■ TASK DETAILS ■
Omit the images, then print each record below exactly as it reads.

■ TASK INPUTS ■
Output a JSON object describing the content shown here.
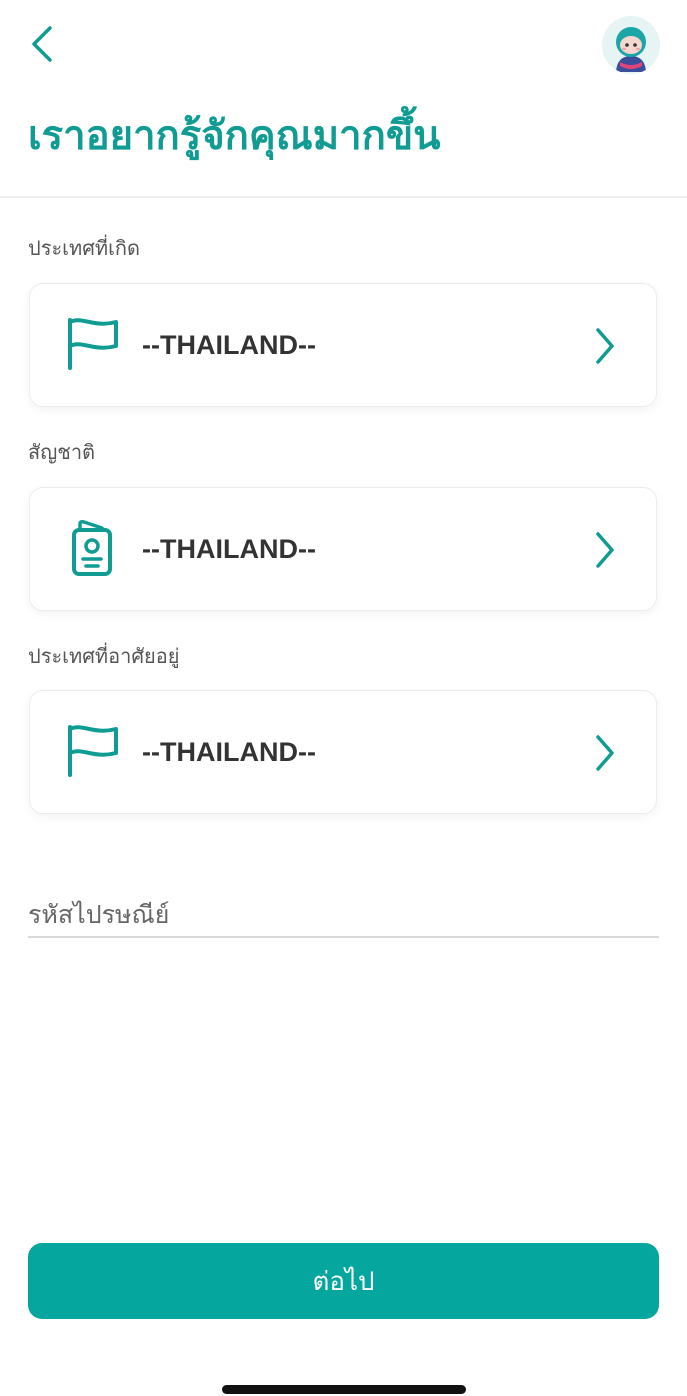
{
  "header": {
    "title": "เราอยากรู้จักคุณมากขึ้น",
    "back_icon": "chevron-left-icon",
    "avatar_icon": "avatar-icon"
  },
  "fields": [
    {
      "label": "ประเทศที่เกิด",
      "value": "--THAILAND--",
      "icon": "flag-icon"
    },
    {
      "label": "สัญชาติ",
      "value": "--THAILAND--",
      "icon": "id-card-icon"
    },
    {
      "label": "ประเทศที่อาศัยอยู่",
      "value": "--THAILAND--",
      "icon": "flag-icon"
    }
  ],
  "postal_code": {
    "placeholder": "รหัสไปรษณีย์",
    "value": ""
  },
  "next_button": {
    "label": "ต่อไป"
  },
  "colors": {
    "accent": "#109c93",
    "button": "#04a69d",
    "text": "#333333"
  }
}
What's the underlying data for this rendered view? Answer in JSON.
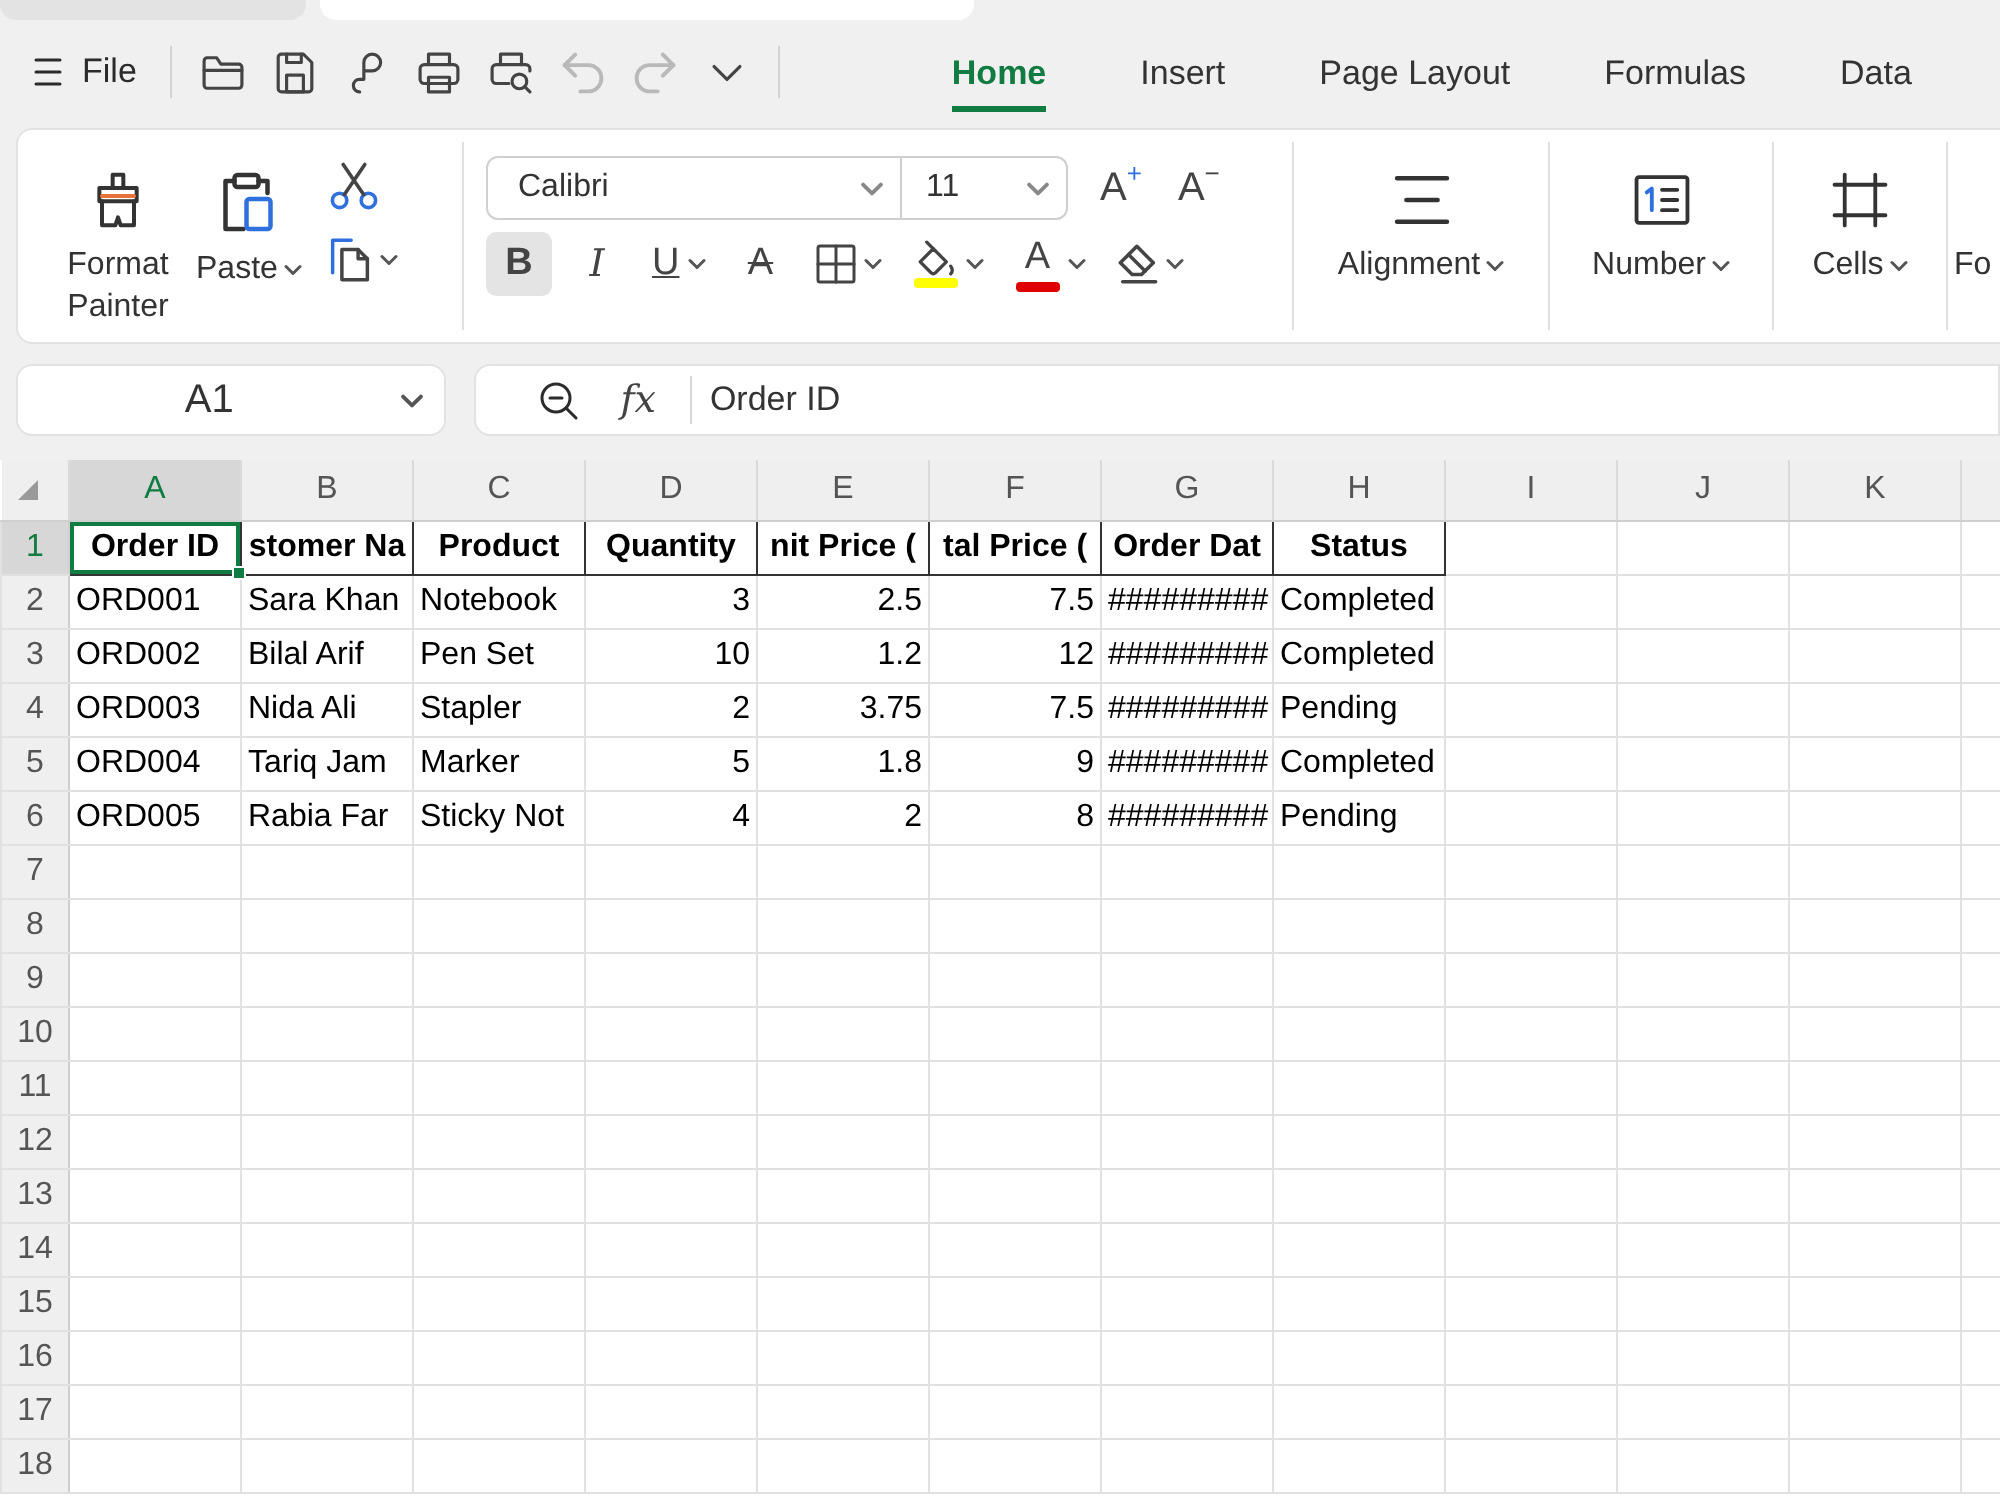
{
  "document_tabs": [
    {
      "selected": false
    },
    {
      "selected": true
    }
  ],
  "menu": {
    "label": "File"
  },
  "quick_access": [
    {
      "disabled": false
    },
    {
      "disabled": false
    },
    {
      "disabled": false
    },
    {
      "disabled": false
    },
    {
      "disabled": false
    },
    {
      "disabled": true
    },
    {
      "disabled": true
    },
    {
      "disabled": false
    }
  ],
  "ribbon_tabs": [
    {
      "label": "Home",
      "selected": true
    },
    {
      "label": "Insert",
      "selected": false
    },
    {
      "label": "Page Layout",
      "selected": false
    },
    {
      "label": "Formulas",
      "selected": false
    },
    {
      "label": "Data",
      "selected": false
    }
  ],
  "ribbon": {
    "clipboard": {
      "format_painter": "Format Painter",
      "paste": "Paste"
    },
    "font": {
      "name": "Calibri",
      "size": "11",
      "size_buttons": [
        "A$^{+}$",
        "A$^{−}$"
      ],
      "format_tools": [
        {
          "kind": "bold",
          "label": "B",
          "selected": true,
          "dropdown": false
        },
        {
          "kind": "italic",
          "label": "I",
          "selected": false,
          "dropdown": false
        },
        {
          "kind": "underline",
          "label": "U",
          "selected": false,
          "dropdown": true
        },
        {
          "kind": "strikethrough",
          "label": "A",
          "selected": false,
          "dropdown": false
        },
        {
          "kind": "borders",
          "selected": false,
          "dropdown": true
        },
        {
          "kind": "fill",
          "selected": false,
          "dropdown": true,
          "color": "#ffff00"
        },
        {
          "kind": "font-color",
          "label": "A",
          "selected": false,
          "dropdown": true,
          "color": "#e00000"
        },
        {
          "kind": "eraser",
          "selected": false,
          "dropdown": true
        }
      ]
    },
    "groups": [
      {
        "label": "Alignment"
      },
      {
        "label": "Number"
      },
      {
        "label": "Cells"
      },
      {
        "label": "Fo"
      }
    ]
  },
  "formula_bar": {
    "name_box": "A1",
    "function_label": "fx",
    "formula": "Order ID"
  },
  "sheet": {
    "columns": [
      {
        "label": "A",
        "selected": true,
        "kind": "text"
      },
      {
        "label": "B",
        "selected": false,
        "kind": "text"
      },
      {
        "label": "C",
        "selected": false,
        "kind": "text"
      },
      {
        "label": "D",
        "selected": false,
        "kind": "number"
      },
      {
        "label": "E",
        "selected": false,
        "kind": "number"
      },
      {
        "label": "F",
        "selected": false,
        "kind": "number"
      },
      {
        "label": "G",
        "selected": false,
        "kind": "text"
      },
      {
        "label": "H",
        "selected": false,
        "kind": "text"
      },
      {
        "label": "I",
        "selected": false
      },
      {
        "label": "J",
        "selected": false
      },
      {
        "label": "K",
        "selected": false
      }
    ],
    "rows": [
      {
        "label": "1",
        "selected": true,
        "header": true,
        "cells": [
          "Order ID",
          "stomer Na",
          "Product",
          "Quantity",
          "nit Price (",
          "tal Price (",
          "Order Dat",
          "Status"
        ]
      },
      {
        "label": "2",
        "selected": false,
        "header": false,
        "cells": [
          "ORD001",
          "Sara Khan",
          "Notebook",
          "3",
          "2.5",
          "7.5",
          "#########",
          "Completed"
        ]
      },
      {
        "label": "3",
        "selected": false,
        "header": false,
        "cells": [
          "ORD002",
          "Bilal Arif",
          "Pen Set",
          "10",
          "1.2",
          "12",
          "#########",
          "Completed"
        ]
      },
      {
        "label": "4",
        "selected": false,
        "header": false,
        "cells": [
          "ORD003",
          "Nida Ali",
          "Stapler",
          "2",
          "3.75",
          "7.5",
          "#########",
          "Pending"
        ]
      },
      {
        "label": "5",
        "selected": false,
        "header": false,
        "cells": [
          "ORD004",
          "Tariq Jam",
          "Marker",
          "5",
          "1.8",
          "9",
          "#########",
          "Completed"
        ]
      },
      {
        "label": "6",
        "selected": false,
        "header": false,
        "cells": [
          "ORD005",
          "Rabia Far",
          "Sticky Not",
          "4",
          "2",
          "8",
          "#########",
          "Pending"
        ]
      },
      {
        "label": "7",
        "selected": false
      },
      {
        "label": "8",
        "selected": false
      },
      {
        "label": "9",
        "selected": false
      },
      {
        "label": "10",
        "selected": false
      },
      {
        "label": "11",
        "selected": false
      },
      {
        "label": "12",
        "selected": false
      },
      {
        "label": "13",
        "selected": false
      },
      {
        "label": "14",
        "selected": false
      },
      {
        "label": "15",
        "selected": false
      },
      {
        "label": "16",
        "selected": false
      },
      {
        "label": "17",
        "selected": false
      },
      {
        "label": "18",
        "selected": false
      }
    ]
  }
}
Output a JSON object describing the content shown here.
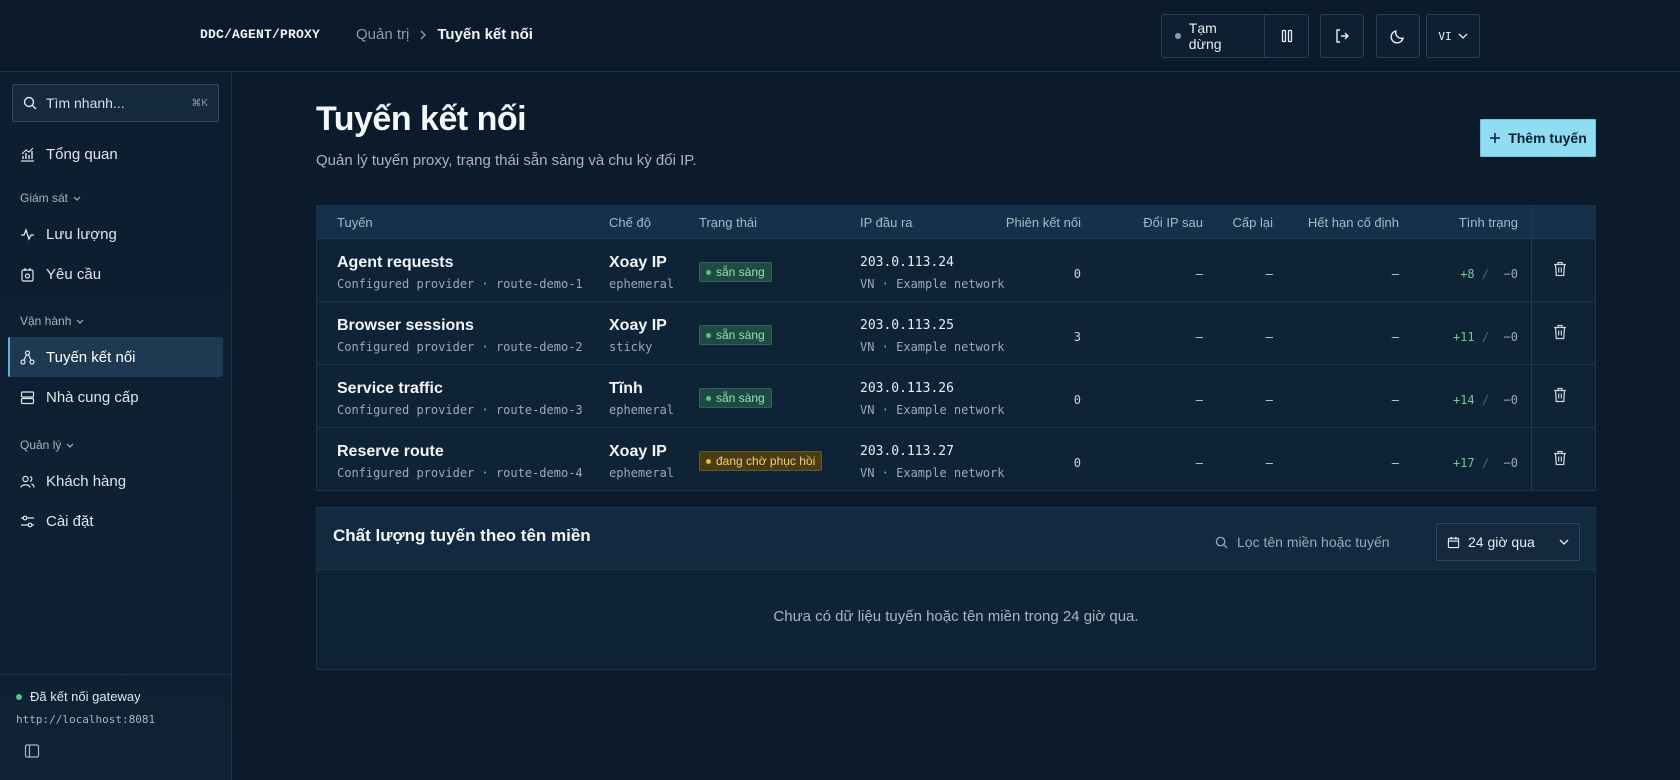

■ EXERCISE OUTPUT ■
Output a JSON object describing the content shown here.
{
  "header": {
    "title": "เราอยากรู้จักคุณมากขึ้น",
    "back_icon": "chevron-left-icon",
    "avatar_icon": "avatar-icon"
  },
  "fields": [
    {
      "label": "ประเทศที่เกิด",
      "value": "--THAILAND--",
      "icon": "flag-icon"
    },
    {
      "label": "สัญชาติ",
      "value": "--THAILAND--",
      "icon": "id-card-icon"
    },
    {
      "label": "ประเทศที่อาศัยอยู่",
      "value": "--THAILAND--",
      "icon": "flag-icon"
    }
  ],
  "postal_code": {
    "placeholder": "รหัสไปรษณีย์",
    "value": ""
  },
  "next_button": {
    "label": "ต่อไป"
  },
  "colors": {
    "accent": "#109c93",
    "button": "#04a69d",
    "text": "#333333"
  }
}
What's the underlying data for this rendered view? Answer in JSON.
{
  "document_tabs": [
    {
      "selected": false
    },
    {
      "selected": true
    }
  ],
  "menu": {
    "label": "File"
  },
  "quick_access": [
    {
      "disabled": false
    },
    {
      "disabled": false
    },
    {
      "disabled": false
    },
    {
      "disabled": false
    },
    {
      "disabled": false
    },
    {
      "disabled": true
    },
    {
      "disabled": true
    },
    {
      "disabled": false
    }
  ],
  "ribbon_tabs": [
    {
      "label": "Home",
      "selected": true
    },
    {
      "label": "Insert",
      "selected": false
    },
    {
      "label": "Page Layout",
      "selected": false
    },
    {
      "label": "Formulas",
      "selected": false
    },
    {
      "label": "Data",
      "selected": false
    }
  ],
  "ribbon": {
    "clipboard": {
      "format_painter": "Format Painter",
      "paste": "Paste"
    },
    "font": {
      "name": "Calibri",
      "size": "11",
      "size_buttons": [
        "A$^{+}$",
        "A$^{−}$"
      ],
      "format_tools": [
        {
          "kind": "bold",
          "label": "B",
          "selected": true,
          "dropdown": false
        },
        {
          "kind": "italic",
          "label": "I",
          "selected": false,
          "dropdown": false
        },
        {
          "kind": "underline",
          "label": "U",
          "selected": false,
          "dropdown": true
        },
        {
          "kind": "strikethrough",
          "label": "A",
          "selected": false,
          "dropdown": false
        },
        {
          "kind": "borders",
          "selected": false,
          "dropdown": true
        },
        {
          "kind": "fill",
          "selected": false,
          "dropdown": true,
          "color": "#ffff00"
        },
        {
          "kind": "font-color",
          "label": "A",
          "selected": false,
          "dropdown": true,
          "color": "#e00000"
        },
        {
          "kind": "eraser",
          "selected": false,
          "dropdown": true
        }
      ]
    },
    "groups": [
      {
        "label": "Alignment"
      },
      {
        "label": "Number"
      },
      {
        "label": "Cells"
      },
      {
        "label": "Fo"
      }
    ]
  },
  "formula_bar": {
    "name_box": "A1",
    "function_label": "fx",
    "formula": "Order ID"
  },
  "sheet": {
    "columns": [
      {
        "label": "A",
        "selected": true,
        "kind": "text"
      },
      {
        "label": "B",
        "selected": false,
        "kind": "text"
      },
      {
        "label": "C",
        "selected": false,
        "kind": "text"
      },
      {
        "label": "D",
        "selected": false,
        "kind": "number"
      },
      {
        "label": "E",
        "selected": false,
        "kind": "number"
      },
      {
        "label": "F",
        "selected": false,
        "kind": "number"
      },
      {
        "label": "G",
        "selected": false,
        "kind": "text"
      },
      {
        "label": "H",
        "selected": false,
        "kind": "text"
      },
      {
        "label": "I",
        "selected": false
      },
      {
        "label": "J",
        "selected": false
      },
      {
        "label": "K",
        "selected": false
      }
    ],
    "rows": [
      {
        "label": "1",
        "selected": true,
        "header": true,
        "cells": [
          "Order ID",
          "stomer Na",
          "Product",
          "Quantity",
          "nit Price (",
          "tal Price (",
          "Order Dat",
          "Status"
        ]
      },
      {
        "label": "2",
        "selected": false,
        "header": false,
        "cells": [
          "ORD001",
          "Sara Khan",
          "Notebook",
          "3",
          "2.5",
          "7.5",
          "#########",
          "Completed"
        ]
      },
      {
        "label": "3",
        "selected": false,
        "header": false,
        "cells": [
          "ORD002",
          "Bilal Arif",
          "Pen Set",
          "10",
          "1.2",
          "12",
          "#########",
          "Completed"
        ]
      },
      {
        "label": "4",
        "selected": false,
        "header": false,
        "cells": [
          "ORD003",
          "Nida Ali",
          "Stapler",
          "2",
          "3.75",
          "7.5",
          "#########",
          "Pending"
        ]
      },
      {
        "label": "5",
        "selected": false,
        "header": false,
        "cells": [
          "ORD004",
          "Tariq Jam",
          "Marker",
          "5",
          "1.8",
          "9",
          "#########",
          "Completed"
        ]
      },
      {
        "label": "6",
        "selected": false,
        "header": false,
        "cells": [
          "ORD005",
          "Rabia Far",
          "Sticky Not",
          "4",
          "2",
          "8",
          "#########",
          "Pending"
        ]
      },
      {
        "label": "7",
        "selected": false
      },
      {
        "label": "8",
        "selected": false
      },
      {
        "label": "9",
        "selected": false
      },
      {
        "label": "10",
        "selected": false
      },
      {
        "label": "11",
        "selected": false
      },
      {
        "label": "12",
        "selected": false
      },
      {
        "label": "13",
        "selected": false
      },
      {
        "label": "14",
        "selected": false
      },
      {
        "label": "15",
        "selected": false
      },
      {
        "label": "16",
        "selected": false
      },
      {
        "label": "17",
        "selected": false
      },
      {
        "label": "18",
        "selected": false
      }
    ]
  }
}
Output a JSON object describing the content shown here.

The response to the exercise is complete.